> [Recorded data]
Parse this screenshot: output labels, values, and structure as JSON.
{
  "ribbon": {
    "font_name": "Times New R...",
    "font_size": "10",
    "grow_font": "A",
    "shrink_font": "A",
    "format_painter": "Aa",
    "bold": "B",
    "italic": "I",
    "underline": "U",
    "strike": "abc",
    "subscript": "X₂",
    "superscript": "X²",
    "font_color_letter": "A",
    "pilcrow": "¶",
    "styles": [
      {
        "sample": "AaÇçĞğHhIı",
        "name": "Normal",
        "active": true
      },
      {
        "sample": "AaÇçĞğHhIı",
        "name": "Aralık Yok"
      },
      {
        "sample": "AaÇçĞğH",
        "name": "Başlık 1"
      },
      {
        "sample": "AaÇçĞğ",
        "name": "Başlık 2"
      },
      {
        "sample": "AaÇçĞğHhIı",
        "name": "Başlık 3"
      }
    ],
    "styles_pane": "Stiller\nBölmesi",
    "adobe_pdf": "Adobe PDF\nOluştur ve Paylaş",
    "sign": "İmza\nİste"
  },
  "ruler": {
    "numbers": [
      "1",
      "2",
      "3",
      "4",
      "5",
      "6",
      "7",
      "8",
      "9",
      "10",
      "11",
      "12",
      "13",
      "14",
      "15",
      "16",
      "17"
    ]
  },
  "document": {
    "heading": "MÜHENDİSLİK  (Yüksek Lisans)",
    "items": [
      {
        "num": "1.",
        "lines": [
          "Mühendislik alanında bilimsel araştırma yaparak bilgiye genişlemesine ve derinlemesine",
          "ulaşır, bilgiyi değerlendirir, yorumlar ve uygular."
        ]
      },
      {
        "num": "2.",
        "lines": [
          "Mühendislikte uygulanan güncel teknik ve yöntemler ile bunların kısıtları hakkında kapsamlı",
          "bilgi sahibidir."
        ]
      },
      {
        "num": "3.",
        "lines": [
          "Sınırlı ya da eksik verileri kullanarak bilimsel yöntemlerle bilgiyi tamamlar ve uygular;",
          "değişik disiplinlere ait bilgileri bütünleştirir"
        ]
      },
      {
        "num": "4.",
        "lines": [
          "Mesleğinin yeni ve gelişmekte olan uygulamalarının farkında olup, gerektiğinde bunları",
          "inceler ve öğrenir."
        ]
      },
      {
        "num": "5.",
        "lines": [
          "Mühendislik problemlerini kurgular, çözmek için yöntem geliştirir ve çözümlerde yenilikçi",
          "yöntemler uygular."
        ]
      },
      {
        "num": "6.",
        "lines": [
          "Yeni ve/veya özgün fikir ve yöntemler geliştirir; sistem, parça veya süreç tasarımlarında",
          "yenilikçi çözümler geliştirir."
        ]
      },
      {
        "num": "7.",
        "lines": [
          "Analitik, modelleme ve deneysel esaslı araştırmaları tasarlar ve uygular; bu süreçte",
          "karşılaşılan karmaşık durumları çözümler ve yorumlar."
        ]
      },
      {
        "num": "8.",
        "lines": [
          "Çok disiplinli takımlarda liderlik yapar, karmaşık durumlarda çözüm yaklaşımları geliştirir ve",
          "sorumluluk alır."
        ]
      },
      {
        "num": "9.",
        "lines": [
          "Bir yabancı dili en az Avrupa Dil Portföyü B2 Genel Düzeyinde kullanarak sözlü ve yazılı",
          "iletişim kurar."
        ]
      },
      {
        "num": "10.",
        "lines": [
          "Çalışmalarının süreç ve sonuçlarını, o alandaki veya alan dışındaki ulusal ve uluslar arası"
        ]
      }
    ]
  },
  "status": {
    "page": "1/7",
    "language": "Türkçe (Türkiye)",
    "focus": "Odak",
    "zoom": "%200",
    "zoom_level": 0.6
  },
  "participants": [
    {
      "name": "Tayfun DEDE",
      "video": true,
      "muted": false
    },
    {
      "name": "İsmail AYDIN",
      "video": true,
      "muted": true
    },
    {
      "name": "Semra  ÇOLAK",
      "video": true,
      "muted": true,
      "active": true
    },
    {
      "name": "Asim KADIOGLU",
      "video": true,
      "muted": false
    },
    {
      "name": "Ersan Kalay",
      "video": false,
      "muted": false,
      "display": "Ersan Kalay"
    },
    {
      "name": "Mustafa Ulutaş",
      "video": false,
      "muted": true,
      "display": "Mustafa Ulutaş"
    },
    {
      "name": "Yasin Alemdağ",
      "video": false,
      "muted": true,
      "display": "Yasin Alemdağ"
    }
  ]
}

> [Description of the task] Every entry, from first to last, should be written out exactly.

> [Answer]
Parse this screenshot: output labels, values, and structure as JSON.
{
  "ribbon": {
    "font_name": "Times New R...",
    "font_size": "10",
    "grow_font": "A",
    "shrink_font": "A",
    "format_painter": "Aa",
    "bold": "B",
    "italic": "I",
    "underline": "U",
    "strike": "abc",
    "subscript": "X₂",
    "superscript": "X²",
    "font_color_letter": "A",
    "pilcrow": "¶",
    "styles": [
      {
        "sample": "AaÇçĞğHhIı",
        "name": "Normal",
        "active": true
      },
      {
        "sample": "AaÇçĞğHhIı",
        "name": "Aralık Yok"
      },
      {
        "sample": "AaÇçĞğH",
        "name": "Başlık 1"
      },
      {
        "sample": "AaÇçĞğ",
        "name": "Başlık 2"
      },
      {
        "sample": "AaÇçĞğHhIı",
        "name": "Başlık 3"
      }
    ],
    "styles_pane": "Stiller\nBölmesi",
    "adobe_pdf": "Adobe PDF\nOluştur ve Paylaş",
    "sign": "İmza\nİste"
  },
  "ruler": {
    "numbers": [
      "1",
      "2",
      "3",
      "4",
      "5",
      "6",
      "7",
      "8",
      "9",
      "10",
      "11",
      "12",
      "13",
      "14",
      "15",
      "16",
      "17"
    ]
  },
  "document": {
    "heading": "MÜHENDİSLİK  (Yüksek Lisans)",
    "items": [
      {
        "num": "1.",
        "lines": [
          "Mühendislik alanında bilimsel araştırma yaparak bilgiye genişlemesine ve derinlemesine",
          "ulaşır, bilgiyi değerlendirir, yorumlar ve uygular."
        ]
      },
      {
        "num": "2.",
        "lines": [
          "Mühendislikte uygulanan güncel teknik ve yöntemler ile bunların kısıtları hakkında kapsamlı",
          "bilgi sahibidir."
        ]
      },
      {
        "num": "3.",
        "lines": [
          "Sınırlı ya da eksik verileri kullanarak bilimsel yöntemlerle bilgiyi tamamlar ve uygular;",
          "değişik disiplinlere ait bilgileri bütünleştirir"
        ]
      },
      {
        "num": "4.",
        "lines": [
          "Mesleğinin yeni ve gelişmekte olan uygulamalarının farkında olup, gerektiğinde bunları",
          "inceler ve öğrenir."
        ]
      },
      {
        "num": "5.",
        "lines": [
          "Mühendislik problemlerini kurgular, çözmek için yöntem geliştirir ve çözümlerde yenilikçi",
          "yöntemler uygular."
        ]
      },
      {
        "num": "6.",
        "lines": [
          "Yeni ve/veya özgün fikir ve yöntemler geliştirir; sistem, parça veya süreç tasarımlarında",
          "yenilikçi çözümler geliştirir."
        ]
      },
      {
        "num": "7.",
        "lines": [
          "Analitik, modelleme ve deneysel esaslı araştırmaları tasarlar ve uygular; bu süreçte",
          "karşılaşılan karmaşık durumları çözümler ve yorumlar."
        ]
      },
      {
        "num": "8.",
        "lines": [
          "Çok disiplinli takımlarda liderlik yapar, karmaşık durumlarda çözüm yaklaşımları geliştirir ve",
          "sorumluluk alır."
        ]
      },
      {
        "num": "9.",
        "lines": [
          "Bir yabancı dili en az Avrupa Dil Portföyü B2 Genel Düzeyinde kullanarak sözlü ve yazılı",
          "iletişim kurar."
        ]
      },
      {
        "num": "10.",
        "lines": [
          "Çalışmalarının süreç ve sonuçlarını, o alandaki veya alan dışındaki ulusal ve uluslar arası"
        ]
      }
    ]
  },
  "status": {
    "page": "1/7",
    "language": "Türkçe (Türkiye)",
    "focus": "Odak",
    "zoom": "%200",
    "zoom_level": 0.6
  },
  "participants": [
    {
      "name": "Tayfun DEDE",
      "video": true,
      "muted": false
    },
    {
      "name": "İsmail AYDIN",
      "video": true,
      "muted": true
    },
    {
      "name": "Semra  ÇOLAK",
      "video": true,
      "muted": true,
      "active": true
    },
    {
      "name": "Asim KADIOGLU",
      "video": true,
      "muted": false
    },
    {
      "name": "Ersan Kalay",
      "video": false,
      "muted": false,
      "display": "Ersan Kalay"
    },
    {
      "name": "Mustafa Ulutaş",
      "video": false,
      "muted": true,
      "display": "Mustafa Ulutaş"
    },
    {
      "name": "Yasin Alemdağ",
      "video": false,
      "muted": true,
      "display": "Yasin Alemdağ"
    }
  ]
}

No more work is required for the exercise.